Originally a student of mathematics and philosophy, he transferred to oriental languages in the early 1920s. His doctoral thesis was a translation and commentary on an obscure kabbalistic text: this and other studies led to the Kabbalah becoming an established academic discipline.
Scholem joined the staff of the Hebrew University in 1923, as a librarian (1923-1927), becoming a lecturer (from 1925), and a professor of Jewish mysticism and Kabbalah (1933-1965). He wrote a number of texts on Kabbalah and mysticism: his studies, essays and speeches, which have been collected On Kabbalah and Its Symbolism, 1965), have had a major impact on the knowledge of Jewish mysticism by non-Jews.
His scholarship is marked by painstaking analysis, deep philosophical insight and profound historical understanding. He was awarded the Israel Prize in 1958. In 1962 he was elected vice-President, and in 1968, President of the Israel Academy of Sciences and Humanities.

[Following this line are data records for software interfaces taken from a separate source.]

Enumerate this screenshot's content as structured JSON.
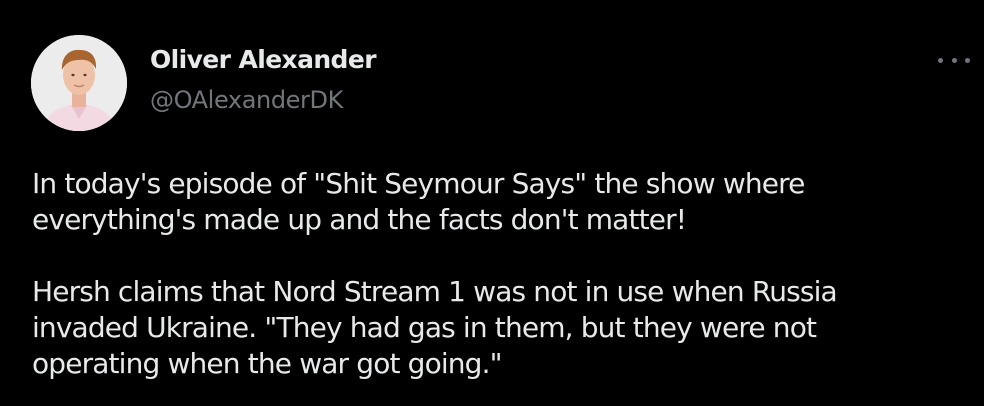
{
  "tweet": {
    "author": {
      "display_name": "Oliver Alexander",
      "handle": "@OAlexanderDK",
      "avatar_icon": "user-photo-avatar"
    },
    "more_icon": "ellipsis-icon",
    "body": {
      "paragraph_1": {
        "line_1": "In today's episode of \"Shit Seymour Says\" the show where",
        "line_2": "everything's made up and the facts don't matter!"
      },
      "paragraph_2": {
        "line_1": "Hersh claims that Nord Stream 1 was not in use when Russia",
        "line_2": "invaded Ukraine. \"They had gas in them, but they were not",
        "line_3": "operating when the war got going.\""
      }
    }
  },
  "colors": {
    "background": "#000000",
    "primary_text": "#e7e9ea",
    "secondary_text": "#71767b"
  }
}
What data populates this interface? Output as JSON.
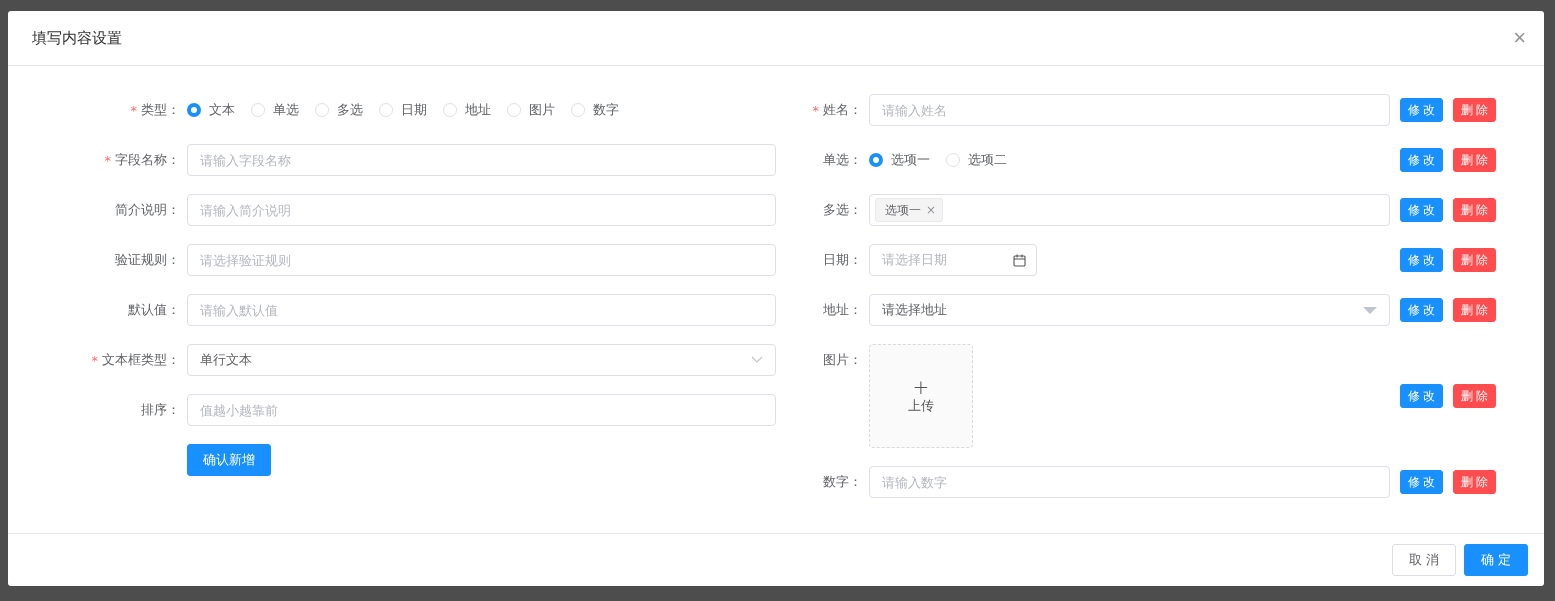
{
  "dialog": {
    "title": "填写内容设置",
    "close": "×"
  },
  "left_form": {
    "fields": [
      {
        "kind": "radio",
        "label": "类型：",
        "required_mark": "*",
        "options": [
          {
            "label": "文本",
            "selected": true
          },
          {
            "label": "单选",
            "selected": false
          },
          {
            "label": "多选",
            "selected": false
          },
          {
            "label": "日期",
            "selected": false
          },
          {
            "label": "地址",
            "selected": false
          },
          {
            "label": "图片",
            "selected": false
          },
          {
            "label": "数字",
            "selected": false
          }
        ]
      },
      {
        "kind": "input",
        "label": "字段名称：",
        "required_mark": "*",
        "placeholder": "请输入字段名称"
      },
      {
        "kind": "input",
        "label": "简介说明：",
        "placeholder": "请输入简介说明"
      },
      {
        "kind": "input",
        "label": "验证规则：",
        "placeholder": "请选择验证规则"
      },
      {
        "kind": "input",
        "label": "默认值：",
        "placeholder": "请输入默认值"
      },
      {
        "kind": "select",
        "label": "文本框类型：",
        "required_mark": "*",
        "value": "单行文本"
      },
      {
        "kind": "input",
        "label": "排序：",
        "placeholder": "值越小越靠前"
      }
    ],
    "submit": "确认新增"
  },
  "right_form": {
    "fields": [
      {
        "kind": "input",
        "label": "姓名：",
        "required_mark": "*",
        "placeholder": "请输入姓名",
        "edit": "修改",
        "delete": "删除"
      },
      {
        "kind": "radio",
        "label": "单选：",
        "options": [
          {
            "label": "选项一",
            "selected": true
          },
          {
            "label": "选项二",
            "selected": false
          }
        ],
        "edit": "修改",
        "delete": "删除"
      },
      {
        "kind": "multiselect",
        "label": "多选：",
        "tags": [
          {
            "label": "选项一",
            "remove": "×"
          }
        ],
        "edit": "修改",
        "delete": "删除"
      },
      {
        "kind": "date",
        "label": "日期：",
        "placeholder": "请选择日期",
        "edit": "修改",
        "delete": "删除"
      },
      {
        "kind": "cascader",
        "label": "地址：",
        "placeholder": "请选择地址",
        "edit": "修改",
        "delete": "删除"
      },
      {
        "kind": "upload",
        "label": "图片：",
        "plus": "+",
        "upload_text": "上传",
        "edit": "修改",
        "delete": "删除"
      },
      {
        "kind": "input",
        "label": "数字：",
        "placeholder": "请输入数字",
        "edit": "修改",
        "delete": "删除"
      }
    ]
  },
  "footer": {
    "cancel": "取消",
    "confirm": "确定"
  }
}
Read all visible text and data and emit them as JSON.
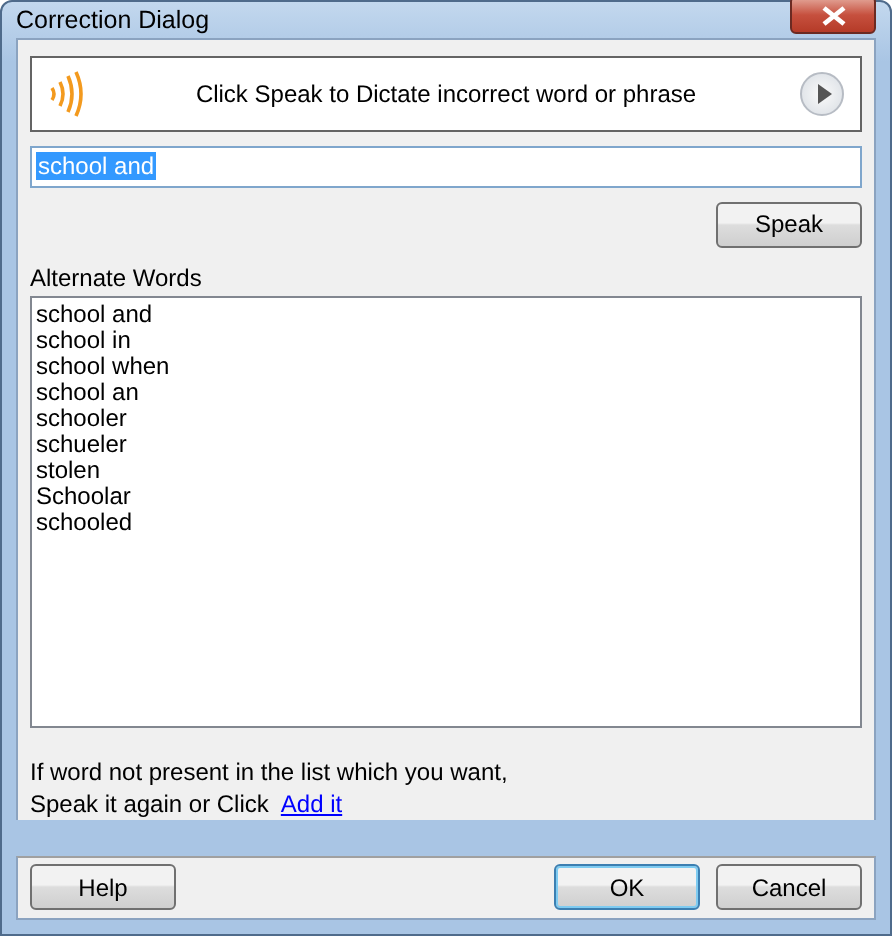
{
  "window": {
    "title": "Correction Dialog"
  },
  "banner": {
    "text": "Click Speak to Dictate incorrect word or phrase"
  },
  "input": {
    "value": "school and",
    "selected": true
  },
  "speak_button": "Speak",
  "list": {
    "label": "Alternate Words",
    "items": [
      {
        "text": "school and"
      },
      {
        "text": "school in"
      },
      {
        "text": "school when"
      },
      {
        "text": "school an"
      },
      {
        "text": "schooler"
      },
      {
        "text": "schueler"
      },
      {
        "text": "stolen"
      },
      {
        "text": "Schoolar"
      },
      {
        "text": "schooled"
      }
    ]
  },
  "hint": {
    "lines": [
      "If word not present in the list which you want,",
      "Speak it again or Click"
    ],
    "link": "Add it"
  },
  "buttons": [
    {
      "label": "Help",
      "default": false
    },
    {
      "label": "OK",
      "default": true
    },
    {
      "label": "Cancel",
      "default": false
    }
  ]
}
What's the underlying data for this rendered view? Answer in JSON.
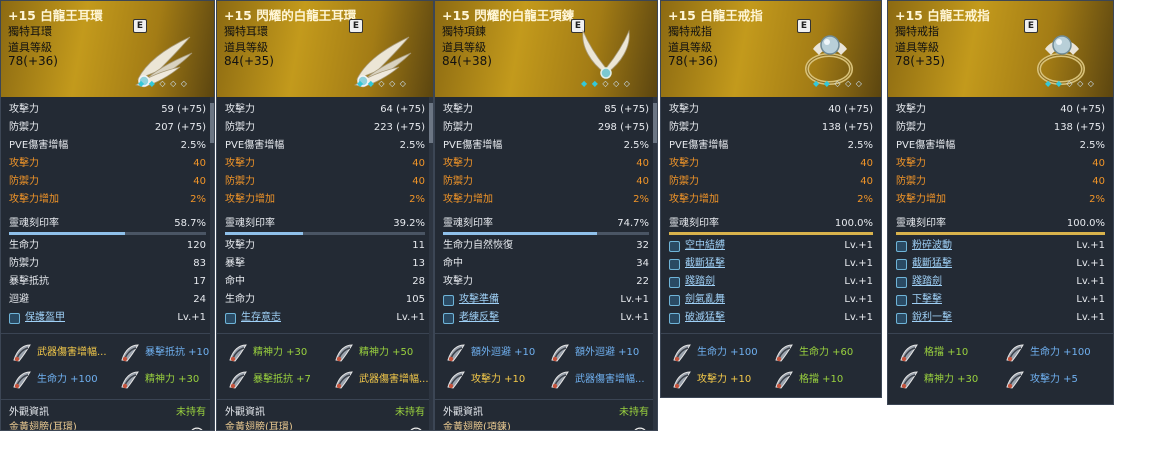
{
  "common": {
    "e_badge": "E",
    "item_level_label": "道具等級",
    "soul_label": "靈魂刻印率",
    "look_title": "外觀資訊",
    "look_state": "未持有"
  },
  "cards": [
    {
      "title": "+15 白龍王耳環",
      "subtype": "獨特耳環",
      "level": "78(+36)",
      "stats": [
        {
          "k": "攻擊力",
          "v": "59 (+75)"
        },
        {
          "k": "防禦力",
          "v": "207 (+75)"
        },
        {
          "k": "PVE傷害增幅",
          "v": "2.5%"
        },
        {
          "k": "攻擊力",
          "v": "40"
        },
        {
          "k": "防禦力",
          "v": "40"
        },
        {
          "k": "攻擊力增加",
          "v": "2%"
        }
      ],
      "soul": "58.7%",
      "soul_fraction": 0.587,
      "substats": [
        {
          "k": "生命力",
          "v": "120"
        },
        {
          "k": "防禦力",
          "v": "83"
        },
        {
          "k": "暴擊抵抗",
          "v": "17"
        },
        {
          "k": "迴避",
          "v": "24"
        }
      ],
      "skills": [
        {
          "k": "保護盔甲",
          "v": "Lv.+1"
        }
      ],
      "gems": [
        {
          "text": "武器傷害增幅...",
          "color": "#f2c84a"
        },
        {
          "text": "暴擊抵抗 +10",
          "color": "#6fb0f0"
        },
        {
          "text": "生命力 +100",
          "color": "#6fb0f0"
        },
        {
          "text": "精神力 +30",
          "color": "#9ad23e"
        }
      ],
      "look_name": "金黃翅膀(耳環)"
    },
    {
      "title": "+15 閃耀的白龍王耳環",
      "subtype": "獨特耳環",
      "level": "84(+35)",
      "stats": [
        {
          "k": "攻擊力",
          "v": "64 (+75)"
        },
        {
          "k": "防禦力",
          "v": "223 (+75)"
        },
        {
          "k": "PVE傷害增幅",
          "v": "2.5%"
        },
        {
          "k": "攻擊力",
          "v": "40"
        },
        {
          "k": "防禦力",
          "v": "40"
        },
        {
          "k": "攻擊力增加",
          "v": "2%"
        }
      ],
      "soul": "39.2%",
      "soul_fraction": 0.392,
      "substats": [
        {
          "k": "攻擊力",
          "v": "11"
        },
        {
          "k": "暴擊",
          "v": "13"
        },
        {
          "k": "命中",
          "v": "28"
        },
        {
          "k": "生命力",
          "v": "105"
        }
      ],
      "skills": [
        {
          "k": "生存意志",
          "v": "Lv.+1"
        }
      ],
      "gems": [
        {
          "text": "精神力 +30",
          "color": "#9ad23e"
        },
        {
          "text": "精神力 +50",
          "color": "#9ad23e"
        },
        {
          "text": "暴擊抵抗 +7",
          "color": "#9ad23e"
        },
        {
          "text": "武器傷害增幅...",
          "color": "#f2c84a"
        }
      ],
      "look_name": "金黃翅膀(耳環)"
    },
    {
      "title": "+15 閃耀的白龍王項鍊",
      "subtype": "獨特項鍊",
      "level": "84(+38)",
      "stats": [
        {
          "k": "攻擊力",
          "v": "85 (+75)"
        },
        {
          "k": "防禦力",
          "v": "298 (+75)"
        },
        {
          "k": "PVE傷害增幅",
          "v": "2.5%"
        },
        {
          "k": "攻擊力",
          "v": "40"
        },
        {
          "k": "防禦力",
          "v": "40"
        },
        {
          "k": "攻擊力增加",
          "v": "2%"
        }
      ],
      "soul": "74.7%",
      "soul_fraction": 0.747,
      "substats": [
        {
          "k": "生命力自然恢復",
          "v": "32"
        },
        {
          "k": "命中",
          "v": "34"
        },
        {
          "k": "攻擊力",
          "v": "22"
        }
      ],
      "skills": [
        {
          "k": "攻擊準備",
          "v": "Lv.+1"
        },
        {
          "k": "老練反擊",
          "v": "Lv.+1"
        }
      ],
      "gems": [
        {
          "text": "額外迴避 +10",
          "color": "#6fb0f0"
        },
        {
          "text": "額外迴避 +10",
          "color": "#6fb0f0"
        },
        {
          "text": "攻擊力 +10",
          "color": "#f2c84a"
        },
        {
          "text": "武器傷害增幅...",
          "color": "#6fb0f0"
        }
      ],
      "look_name": "金黃翅膀(項鍊)"
    },
    {
      "title": "+15 白龍王戒指",
      "subtype": "獨特戒指",
      "level": "78(+36)",
      "stats": [
        {
          "k": "攻擊力",
          "v": "40 (+75)"
        },
        {
          "k": "防禦力",
          "v": "138 (+75)"
        },
        {
          "k": "PVE傷害增幅",
          "v": "2.5%"
        },
        {
          "k": "攻擊力",
          "v": "40"
        },
        {
          "k": "防禦力",
          "v": "40"
        },
        {
          "k": "攻擊力增加",
          "v": "2%"
        }
      ],
      "soul": "100.0%",
      "soul_fraction": 1.0,
      "substats": [],
      "skills": [
        {
          "k": "空中結縛",
          "v": "Lv.+1"
        },
        {
          "k": "截斷猛擊",
          "v": "Lv.+1"
        },
        {
          "k": "踐踏劍",
          "v": "Lv.+1"
        },
        {
          "k": "劍氣亂舞",
          "v": "Lv.+1"
        },
        {
          "k": "破滅猛擊",
          "v": "Lv.+1"
        }
      ],
      "gems": [
        {
          "text": "生命力 +100",
          "color": "#6fb0f0"
        },
        {
          "text": "生命力 +60",
          "color": "#9ad23e"
        },
        {
          "text": "攻擊力 +10",
          "color": "#f2c84a"
        },
        {
          "text": "格擋 +10",
          "color": "#9ad23e"
        }
      ],
      "look_name": ""
    },
    {
      "title": "+15 白龍王戒指",
      "subtype": "獨特戒指",
      "level": "78(+35)",
      "stats": [
        {
          "k": "攻擊力",
          "v": "40 (+75)"
        },
        {
          "k": "防禦力",
          "v": "138 (+75)"
        },
        {
          "k": "PVE傷害增幅",
          "v": "2.5%"
        },
        {
          "k": "攻擊力",
          "v": "40"
        },
        {
          "k": "防禦力",
          "v": "40"
        },
        {
          "k": "攻擊力增加",
          "v": "2%"
        }
      ],
      "soul": "100.0%",
      "soul_fraction": 1.0,
      "substats": [],
      "skills": [
        {
          "k": "粉碎波動",
          "v": "Lv.+1"
        },
        {
          "k": "截斷猛擊",
          "v": "Lv.+1"
        },
        {
          "k": "踐踏劍",
          "v": "Lv.+1"
        },
        {
          "k": "下擊擊",
          "v": "Lv.+1"
        },
        {
          "k": "銳利一擊",
          "v": "Lv.+1"
        }
      ],
      "gems": [
        {
          "text": "格擋 +10",
          "color": "#9ad23e"
        },
        {
          "text": "生命力 +100",
          "color": "#6fb0f0"
        },
        {
          "text": "精神力 +30",
          "color": "#9ad23e"
        },
        {
          "text": "攻擊力 +5",
          "color": "#6fb0f0"
        }
      ],
      "look_name": ""
    }
  ]
}
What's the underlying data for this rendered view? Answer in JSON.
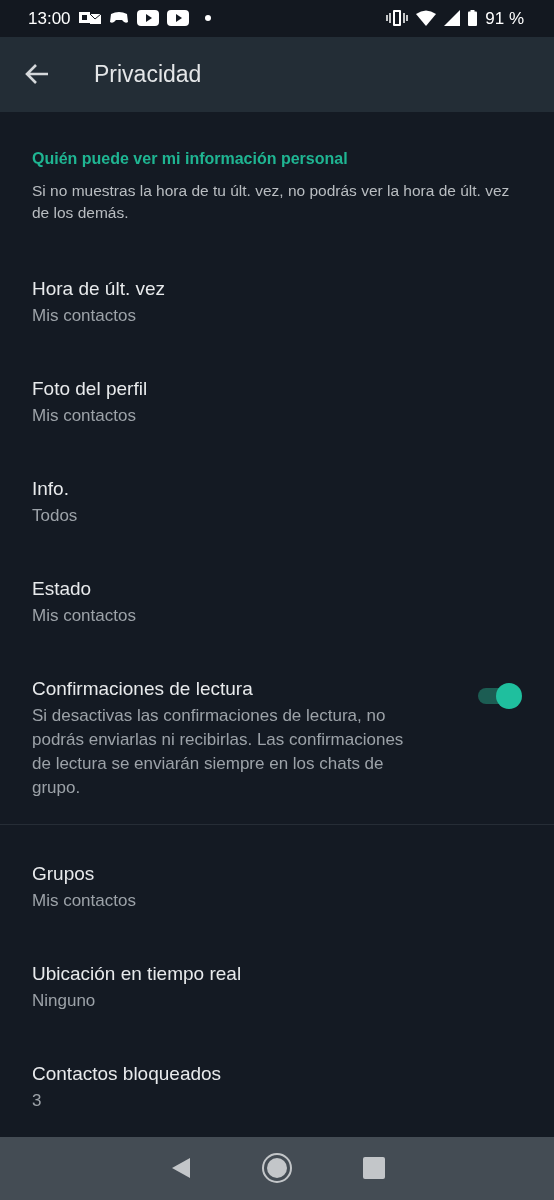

Sources: The Pedagogic Center, The Department for Jewish Zionist Education, The Jewish Agency for Israel, (c) 1997, 1998, 1999, 2000, Director: Dr. Motti Friedman, Webmaster: Esther Carciente